The book follows lesbian journalist Norah Vincent, who for a year and a half, lived disguised as a man. The study was prompted by a night in drag with a lesbian friend. Vincent was shocked at how differently she was treated by both men and women as she went about her night out. Curiosity drove her to adopt the persona of Ned.

The book is divided into sections. As Ned, she explored many different aspects of male culture. First she joined a male bowling league. As a man who was convincing, though still effeminate, she was very out of place among the tough, middle-aged, blue collar workers on her team. However, she quickly was amazed at the differences between men in women in how they compete (and don't compete with each other). Vincent marvelled at the significance attached to something as simple as a handshake, which she remarked was, "worlds away from the 'fake and cold' air kisses and limp handshakes exchanged by women"

Her next experiences were in the realm of dating and working as a man. She visited strip clubs as a man, which she found, even for men, to be a generally sad and detestable experience. She tried to pick up women at a bar, as a man and was baffled and hurt by the constant stream of rejection so many man are accustomed to. And she took on a testosterone-fueled door-to-door sales job.  

She also attended male-therapy session (they were in-style in the 90's when the reporting took place) where men, bereaved by divorce and unable to fit into a modern world that rejects most forms of masculinity, strove to find themselves again.
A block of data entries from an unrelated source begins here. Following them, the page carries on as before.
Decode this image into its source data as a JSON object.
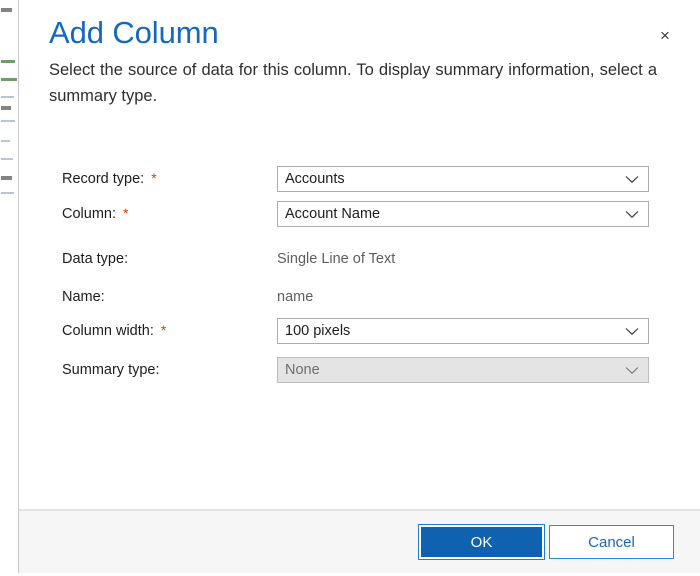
{
  "dialog": {
    "title": "Add Column",
    "description": "Select the source of data for this column. To display summary information, select a summary type.",
    "close_label": "×",
    "required_marker": "*"
  },
  "form": {
    "rows": [
      {
        "label": "Record type:",
        "required": true,
        "type": "select",
        "value": "Accounts",
        "disabled": false
      },
      {
        "label": "Column:",
        "required": true,
        "type": "select",
        "value": "Account Name",
        "disabled": false
      },
      {
        "label": "Data type:",
        "required": false,
        "type": "static",
        "value": "Single Line of Text",
        "disabled": false
      },
      {
        "label": "Name:",
        "required": false,
        "type": "static",
        "value": "name",
        "disabled": false
      },
      {
        "label": "Column width:",
        "required": true,
        "type": "select",
        "value": "100 pixels",
        "disabled": false
      },
      {
        "label": "Summary type:",
        "required": false,
        "type": "select",
        "value": "None",
        "disabled": true
      }
    ]
  },
  "footer": {
    "ok_label": "OK",
    "cancel_label": "Cancel"
  },
  "colors": {
    "title_blue": "#1668bf",
    "accent_blue": "#0f62b0",
    "link_blue": "#1668bf",
    "required_red": "#d83b01",
    "footer_bg": "#f6f6f6",
    "disabled_bg": "#e4e4e4",
    "field_border": "#adadad"
  },
  "icons": {
    "close": "close-icon",
    "chevron": "chevron-down-icon"
  }
}
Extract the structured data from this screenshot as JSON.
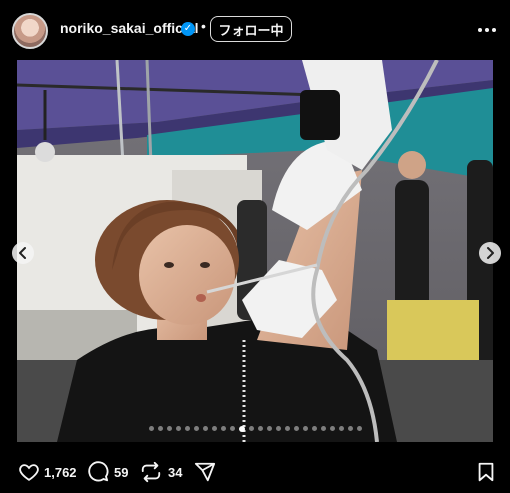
{
  "header": {
    "username": "noriko_sakai_official",
    "verified_icon": "verified-badge-icon",
    "separator": "•",
    "follow_label": "フォロー中",
    "more_icon": "more-options-icon"
  },
  "media": {
    "carousel_total": 24,
    "carousel_active_index": 10,
    "prev_icon": "chevron-left-icon",
    "next_icon": "chevron-right-icon"
  },
  "actions": {
    "like_count": "1,762",
    "comment_count": "59",
    "repost_count": "34",
    "like_icon": "heart-icon",
    "comment_icon": "comment-icon",
    "repost_icon": "repost-icon",
    "share_icon": "share-icon",
    "save_icon": "bookmark-icon"
  },
  "colors": {
    "background": "#000000",
    "text": "#f5f5f5",
    "verified": "#0095f6"
  }
}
After this experience she has an actual mental breakdown.

Most interestingly, she spent several months as a Catholic monk within a cloister. Yes, she lived in a monastery, for months, posing effectively as a man. 

As a feminist who was taught in gender studies classes (which she noted were all populated and taught by militant feminists) that men were evil and misogynistic, the experience was eye-opening for her. Her life as a man challenged every fact she had believed while growing up, and gave her a much clearer perspective not only on the qualities and shortcomings of the feminist movement, but the effect of a modern society on men.
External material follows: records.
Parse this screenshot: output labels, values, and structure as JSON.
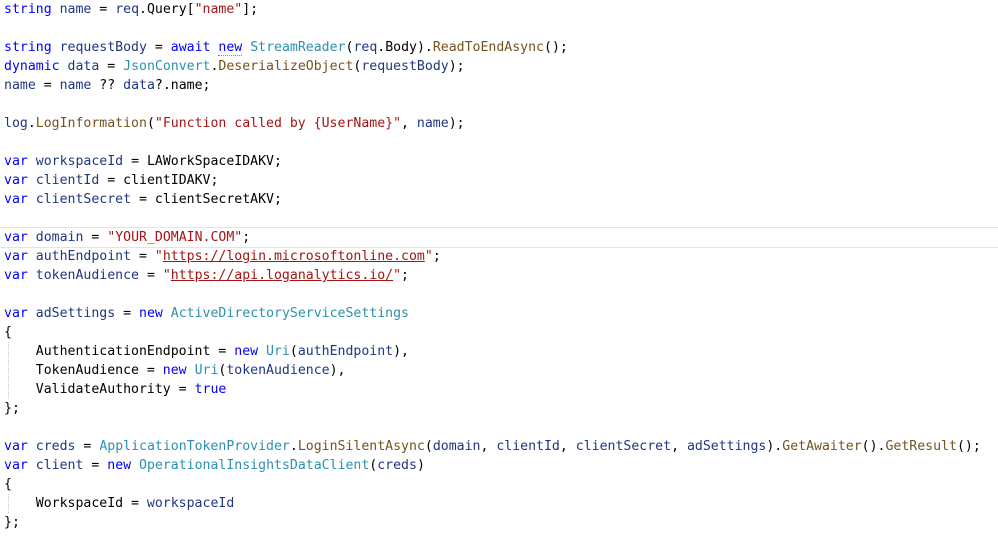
{
  "editor": {
    "lines": [
      [
        {
          "t": "string",
          "c": "kw"
        },
        {
          "t": " "
        },
        {
          "t": "name",
          "c": "loc"
        },
        {
          "t": " = "
        },
        {
          "t": "req",
          "c": "prm"
        },
        {
          "t": ".Query["
        },
        {
          "t": "\"name\"",
          "c": "str"
        },
        {
          "t": "];"
        }
      ],
      [],
      [
        {
          "t": "string",
          "c": "kw"
        },
        {
          "t": " "
        },
        {
          "t": "requestBody",
          "c": "loc"
        },
        {
          "t": " = "
        },
        {
          "t": "await",
          "c": "kw"
        },
        {
          "t": " "
        },
        {
          "t": "new",
          "c": "kw squiggle"
        },
        {
          "t": " "
        },
        {
          "t": "StreamReader",
          "c": "typ"
        },
        {
          "t": "("
        },
        {
          "t": "req",
          "c": "prm"
        },
        {
          "t": ".Body)."
        },
        {
          "t": "ReadToEndAsync",
          "c": "mth"
        },
        {
          "t": "();"
        }
      ],
      [
        {
          "t": "dynamic",
          "c": "kw"
        },
        {
          "t": " "
        },
        {
          "t": "data",
          "c": "loc"
        },
        {
          "t": " = "
        },
        {
          "t": "JsonConvert",
          "c": "typ"
        },
        {
          "t": "."
        },
        {
          "t": "DeserializeObject",
          "c": "mth"
        },
        {
          "t": "("
        },
        {
          "t": "requestBody",
          "c": "loc"
        },
        {
          "t": ");"
        }
      ],
      [
        {
          "t": "name",
          "c": "loc"
        },
        {
          "t": " = "
        },
        {
          "t": "name",
          "c": "loc"
        },
        {
          "t": " ?? "
        },
        {
          "t": "data",
          "c": "loc"
        },
        {
          "t": "?.name;"
        }
      ],
      [],
      [
        {
          "t": "log",
          "c": "prm"
        },
        {
          "t": "."
        },
        {
          "t": "LogInformation",
          "c": "mth"
        },
        {
          "t": "("
        },
        {
          "t": "\"Function called by {UserName}\"",
          "c": "str"
        },
        {
          "t": ", "
        },
        {
          "t": "name",
          "c": "loc"
        },
        {
          "t": ");"
        }
      ],
      [],
      [
        {
          "t": "var",
          "c": "kw"
        },
        {
          "t": " "
        },
        {
          "t": "workspaceId",
          "c": "loc"
        },
        {
          "t": " = LAWorkSpaceIDAKV;"
        }
      ],
      [
        {
          "t": "var",
          "c": "kw"
        },
        {
          "t": " "
        },
        {
          "t": "clientId",
          "c": "loc"
        },
        {
          "t": " = clientIDAKV;"
        }
      ],
      [
        {
          "t": "var",
          "c": "kw"
        },
        {
          "t": " "
        },
        {
          "t": "clientSecret",
          "c": "loc"
        },
        {
          "t": " = clientSecretAKV;"
        }
      ],
      [],
      [
        {
          "t": "var",
          "c": "kw"
        },
        {
          "t": " "
        },
        {
          "t": "domain",
          "c": "loc"
        },
        {
          "t": " = "
        },
        {
          "t": "\"YOUR_DOMAIN.COM\"",
          "c": "str"
        },
        {
          "t": ";"
        }
      ],
      [
        {
          "t": "var",
          "c": "kw"
        },
        {
          "t": " "
        },
        {
          "t": "authEndpoint",
          "c": "loc"
        },
        {
          "t": " = "
        },
        {
          "t": "\"",
          "c": "str"
        },
        {
          "t": "https://login.microsoftonline.com",
          "c": "url"
        },
        {
          "t": "\"",
          "c": "str"
        },
        {
          "t": ";"
        }
      ],
      [
        {
          "t": "var",
          "c": "kw"
        },
        {
          "t": " "
        },
        {
          "t": "tokenAudience",
          "c": "loc"
        },
        {
          "t": " = "
        },
        {
          "t": "\"",
          "c": "str"
        },
        {
          "t": "https://api.loganalytics.io/",
          "c": "url"
        },
        {
          "t": "\"",
          "c": "str"
        },
        {
          "t": ";"
        }
      ],
      [],
      [
        {
          "t": "var",
          "c": "kw"
        },
        {
          "t": " "
        },
        {
          "t": "adSettings",
          "c": "loc"
        },
        {
          "t": " = "
        },
        {
          "t": "new",
          "c": "kw"
        },
        {
          "t": " "
        },
        {
          "t": "ActiveDirectoryServiceSettings",
          "c": "typ"
        }
      ],
      [
        {
          "t": "{"
        }
      ],
      [
        {
          "t": "    AuthenticationEndpoint = "
        },
        {
          "t": "new",
          "c": "kw"
        },
        {
          "t": " "
        },
        {
          "t": "Uri",
          "c": "typ"
        },
        {
          "t": "("
        },
        {
          "t": "authEndpoint",
          "c": "loc"
        },
        {
          "t": "),"
        }
      ],
      [
        {
          "t": "    TokenAudience = "
        },
        {
          "t": "new",
          "c": "kw"
        },
        {
          "t": " "
        },
        {
          "t": "Uri",
          "c": "typ"
        },
        {
          "t": "("
        },
        {
          "t": "tokenAudience",
          "c": "loc"
        },
        {
          "t": "),"
        }
      ],
      [
        {
          "t": "    ValidateAuthority = "
        },
        {
          "t": "true",
          "c": "kw"
        }
      ],
      [
        {
          "t": "};"
        }
      ],
      [],
      [
        {
          "t": "var",
          "c": "kw"
        },
        {
          "t": " "
        },
        {
          "t": "creds",
          "c": "loc"
        },
        {
          "t": " = "
        },
        {
          "t": "ApplicationTokenProvider",
          "c": "typ"
        },
        {
          "t": "."
        },
        {
          "t": "LoginSilentAsync",
          "c": "mth"
        },
        {
          "t": "("
        },
        {
          "t": "domain",
          "c": "loc"
        },
        {
          "t": ", "
        },
        {
          "t": "clientId",
          "c": "loc"
        },
        {
          "t": ", "
        },
        {
          "t": "clientSecret",
          "c": "loc"
        },
        {
          "t": ", "
        },
        {
          "t": "adSettings",
          "c": "loc"
        },
        {
          "t": ")."
        },
        {
          "t": "GetAwaiter",
          "c": "mth"
        },
        {
          "t": "()."
        },
        {
          "t": "GetResult",
          "c": "mth"
        },
        {
          "t": "();"
        }
      ],
      [
        {
          "t": "var",
          "c": "kw"
        },
        {
          "t": " "
        },
        {
          "t": "client",
          "c": "loc"
        },
        {
          "t": " = "
        },
        {
          "t": "new",
          "c": "kw"
        },
        {
          "t": " "
        },
        {
          "t": "OperationalInsightsDataClient",
          "c": "typ"
        },
        {
          "t": "("
        },
        {
          "t": "creds",
          "c": "loc"
        },
        {
          "t": ")"
        }
      ],
      [
        {
          "t": "{"
        }
      ],
      [
        {
          "t": "    WorkspaceId = "
        },
        {
          "t": "workspaceId",
          "c": "loc"
        }
      ],
      [
        {
          "t": "};"
        }
      ]
    ]
  }
}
The book is a play-by-play account of an extremely fascinated observer. Ned's world is so wildly different than Norah's that the culture shock alone almost destroyed her mental health. By the end of the book, Norah finds herself questioning everything and feeling profound sorrow for men. It takes her a long, long time to recover from the ensuing depression. On the surface, the book appears to be like just another hate-filled diatribe against men, yet it's filled with sympathy for them. Her recovery period is also detailed in the book.

This book is a must-read for anyone who has even the vaguest interest in gender studies, or is preparing to debate the relationships between men and women in today's society. Vincent is a true journalist who walks into the situation with preconceptions, but an open mind, and finds her worldview totally turned upside down.

She is sympathetic to the plights of men, but also does not switch sides completely. She opts instead not to take a side at all and gives one of the fairest accounts of men and women's roles in society and their relationships ever put to print. From the simple things, to how men and women talk differently, to complex social issues like the impacts of divorce, and the expectations men and women have of each other, Vincent explores every aspect of gendered life.

Norah Vincent wrote a follow up book titled Voluntary Madness: Lost and Found in the Mental Healthcare System. After her experiences as a man, her depression got so dire that she felt she was a danger to herself, and per recommendation by her psychologist, she had her self committed into an institution. Vincent spent time at an expensive private hospital, a small-town institution, and a public, ill-funded, urban ward. The book not only details her recovery process, but also goes in depth into the deficiencies and strength of the country's mental health system. 

Vincent is a journalist who is committed to bringing stigmatized subjects like sexism and mental illness into the pubic debate. So, when we are reminded of these issues, like when the V.S. show airs, we should look to the experts for guidance.